▶ **Problem**
Output every record again so that it matches the original word for word.

▶ **Input for this task**
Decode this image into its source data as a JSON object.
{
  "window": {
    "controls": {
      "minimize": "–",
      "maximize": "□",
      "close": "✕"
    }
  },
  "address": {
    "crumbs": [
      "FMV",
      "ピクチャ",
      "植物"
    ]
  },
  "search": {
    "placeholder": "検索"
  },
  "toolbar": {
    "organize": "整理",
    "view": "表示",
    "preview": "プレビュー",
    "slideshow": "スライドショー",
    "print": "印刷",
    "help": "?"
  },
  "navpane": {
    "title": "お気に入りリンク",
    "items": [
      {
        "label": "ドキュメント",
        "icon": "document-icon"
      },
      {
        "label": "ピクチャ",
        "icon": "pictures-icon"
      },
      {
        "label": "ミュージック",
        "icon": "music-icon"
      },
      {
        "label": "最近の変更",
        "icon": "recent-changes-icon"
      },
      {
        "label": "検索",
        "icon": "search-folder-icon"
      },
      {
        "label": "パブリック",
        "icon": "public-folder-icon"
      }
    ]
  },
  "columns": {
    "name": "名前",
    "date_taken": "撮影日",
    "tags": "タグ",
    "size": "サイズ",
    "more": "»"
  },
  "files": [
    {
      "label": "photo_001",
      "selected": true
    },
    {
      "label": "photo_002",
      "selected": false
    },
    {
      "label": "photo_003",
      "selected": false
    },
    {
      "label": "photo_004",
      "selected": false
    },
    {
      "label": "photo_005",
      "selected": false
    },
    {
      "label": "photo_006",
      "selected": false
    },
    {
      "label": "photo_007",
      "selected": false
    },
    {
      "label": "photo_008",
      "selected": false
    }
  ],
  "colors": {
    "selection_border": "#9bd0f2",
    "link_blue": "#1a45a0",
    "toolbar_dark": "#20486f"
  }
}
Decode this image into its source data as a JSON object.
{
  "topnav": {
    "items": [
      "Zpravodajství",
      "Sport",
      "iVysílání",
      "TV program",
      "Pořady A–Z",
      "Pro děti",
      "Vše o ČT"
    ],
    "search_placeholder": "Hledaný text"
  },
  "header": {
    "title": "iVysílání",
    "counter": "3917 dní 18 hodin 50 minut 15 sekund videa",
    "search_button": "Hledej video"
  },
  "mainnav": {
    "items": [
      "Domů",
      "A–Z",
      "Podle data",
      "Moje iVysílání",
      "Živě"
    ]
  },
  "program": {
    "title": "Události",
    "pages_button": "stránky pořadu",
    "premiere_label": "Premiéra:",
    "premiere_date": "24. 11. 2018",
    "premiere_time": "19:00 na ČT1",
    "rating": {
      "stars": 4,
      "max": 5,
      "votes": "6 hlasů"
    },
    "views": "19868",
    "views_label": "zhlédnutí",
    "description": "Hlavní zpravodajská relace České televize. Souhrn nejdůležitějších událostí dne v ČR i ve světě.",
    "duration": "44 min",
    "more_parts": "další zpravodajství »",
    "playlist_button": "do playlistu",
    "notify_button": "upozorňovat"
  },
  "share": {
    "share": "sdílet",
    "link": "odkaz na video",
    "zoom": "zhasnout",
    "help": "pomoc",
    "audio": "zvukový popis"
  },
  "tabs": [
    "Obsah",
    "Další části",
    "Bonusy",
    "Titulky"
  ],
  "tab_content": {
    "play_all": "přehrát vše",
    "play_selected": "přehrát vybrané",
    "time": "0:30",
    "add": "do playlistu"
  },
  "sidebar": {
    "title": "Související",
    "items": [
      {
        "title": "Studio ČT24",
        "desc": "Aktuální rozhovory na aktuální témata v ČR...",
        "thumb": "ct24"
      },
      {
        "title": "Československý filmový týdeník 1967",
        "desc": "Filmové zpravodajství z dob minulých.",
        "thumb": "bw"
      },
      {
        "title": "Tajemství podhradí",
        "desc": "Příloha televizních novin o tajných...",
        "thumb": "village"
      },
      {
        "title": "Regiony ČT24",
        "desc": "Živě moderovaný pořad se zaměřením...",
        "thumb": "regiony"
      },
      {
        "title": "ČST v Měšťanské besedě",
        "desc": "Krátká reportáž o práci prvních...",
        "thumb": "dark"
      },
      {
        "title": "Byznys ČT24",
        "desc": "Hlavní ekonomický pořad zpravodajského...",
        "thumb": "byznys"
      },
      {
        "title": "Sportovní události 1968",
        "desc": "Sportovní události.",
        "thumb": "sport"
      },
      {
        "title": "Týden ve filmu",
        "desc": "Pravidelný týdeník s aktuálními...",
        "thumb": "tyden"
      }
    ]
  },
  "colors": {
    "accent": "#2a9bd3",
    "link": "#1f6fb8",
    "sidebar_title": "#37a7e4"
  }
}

▶ **Problem solution**
Decode this image into its source data as a JSON object.
{
  "window": {
    "controls": {
      "minimize": "–",
      "maximize": "□",
      "close": "✕"
    }
  },
  "address": {
    "crumbs": [
      "FMV",
      "ピクチャ",
      "植物"
    ]
  },
  "search": {
    "placeholder": "検索"
  },
  "toolbar": {
    "organize": "整理",
    "view": "表示",
    "preview": "プレビュー",
    "slideshow": "スライドショー",
    "print": "印刷",
    "help": "?"
  },
  "navpane": {
    "title": "お気に入りリンク",
    "items": [
      {
        "label": "ドキュメント",
        "icon": "document-icon"
      },
      {
        "label": "ピクチャ",
        "icon": "pictures-icon"
      },
      {
        "label": "ミュージック",
        "icon": "music-icon"
      },
      {
        "label": "最近の変更",
        "icon": "recent-changes-icon"
      },
      {
        "label": "検索",
        "icon": "search-folder-icon"
      },
      {
        "label": "パブリック",
        "icon": "public-folder-icon"
      }
    ]
  },
  "columns": {
    "name": "名前",
    "date_taken": "撮影日",
    "tags": "タグ",
    "size": "サイズ",
    "more": "»"
  },
  "files": [
    {
      "label": "photo_001",
      "selected": true
    },
    {
      "label": "photo_002",
      "selected": false
    },
    {
      "label": "photo_003",
      "selected": false
    },
    {
      "label": "photo_004",
      "selected": false
    },
    {
      "label": "photo_005",
      "selected": false
    },
    {
      "label": "photo_006",
      "selected": false
    },
    {
      "label": "photo_007",
      "selected": false
    },
    {
      "label": "photo_008",
      "selected": false
    }
  ],
  "colors": {
    "selection_border": "#9bd0f2",
    "link_blue": "#1a45a0",
    "toolbar_dark": "#20486f"
  }
}
Decode this image into its source data as a JSON object.
{
  "topnav": {
    "items": [
      "Zpravodajství",
      "Sport",
      "iVysílání",
      "TV program",
      "Pořady A–Z",
      "Pro děti",
      "Vše o ČT"
    ],
    "search_placeholder": "Hledaný text"
  },
  "header": {
    "title": "iVysílání",
    "counter": "3917 dní 18 hodin 50 minut 15 sekund videa",
    "search_button": "Hledej video"
  },
  "mainnav": {
    "items": [
      "Domů",
      "A–Z",
      "Podle data",
      "Moje iVysílání",
      "Živě"
    ]
  },
  "program": {
    "title": "Události",
    "pages_button": "stránky pořadu",
    "premiere_label": "Premiéra:",
    "premiere_date": "24. 11. 2018",
    "premiere_time": "19:00 na ČT1",
    "rating": {
      "stars": 4,
      "max": 5,
      "votes": "6 hlasů"
    },
    "views": "19868",
    "views_label": "zhlédnutí",
    "description": "Hlavní zpravodajská relace České televize. Souhrn nejdůležitějších událostí dne v ČR i ve světě.",
    "duration": "44 min",
    "more_parts": "další zpravodajství »",
    "playlist_button": "do playlistu",
    "notify_button": "upozorňovat"
  },
  "share": {
    "share": "sdílet",
    "link": "odkaz na video",
    "zoom": "zhasnout",
    "help": "pomoc",
    "audio": "zvukový popis"
  },
  "tabs": [
    "Obsah",
    "Další části",
    "Bonusy",
    "Titulky"
  ],
  "tab_content": {
    "play_all": "přehrát vše",
    "play_selected": "přehrát vybrané",
    "time": "0:30",
    "add": "do playlistu"
  },
  "sidebar": {
    "title": "Související",
    "items": [
      {
        "title": "Studio ČT24",
        "desc": "Aktuální rozhovory na aktuální témata v ČR...",
        "thumb": "ct24"
      },
      {
        "title": "Československý filmový týdeník 1967",
        "desc": "Filmové zpravodajství z dob minulých.",
        "thumb": "bw"
      },
      {
        "title": "Tajemství podhradí",
        "desc": "Příloha televizních novin o tajných...",
        "thumb": "village"
      },
      {
        "title": "Regiony ČT24",
        "desc": "Živě moderovaný pořad se zaměřením...",
        "thumb": "regiony"
      },
      {
        "title": "ČST v Měšťanské besedě",
        "desc": "Krátká reportáž o práci prvních...",
        "thumb": "dark"
      },
      {
        "title": "Byznys ČT24",
        "desc": "Hlavní ekonomický pořad zpravodajského...",
        "thumb": "byznys"
      },
      {
        "title": "Sportovní události 1968",
        "desc": "Sportovní události.",
        "thumb": "sport"
      },
      {
        "title": "Týden ve filmu",
        "desc": "Pravidelný týdeník s aktuálními...",
        "thumb": "tyden"
      }
    ]
  },
  "colors": {
    "accent": "#2a9bd3",
    "link": "#1f6fb8",
    "sidebar_title": "#37a7e4"
  }
}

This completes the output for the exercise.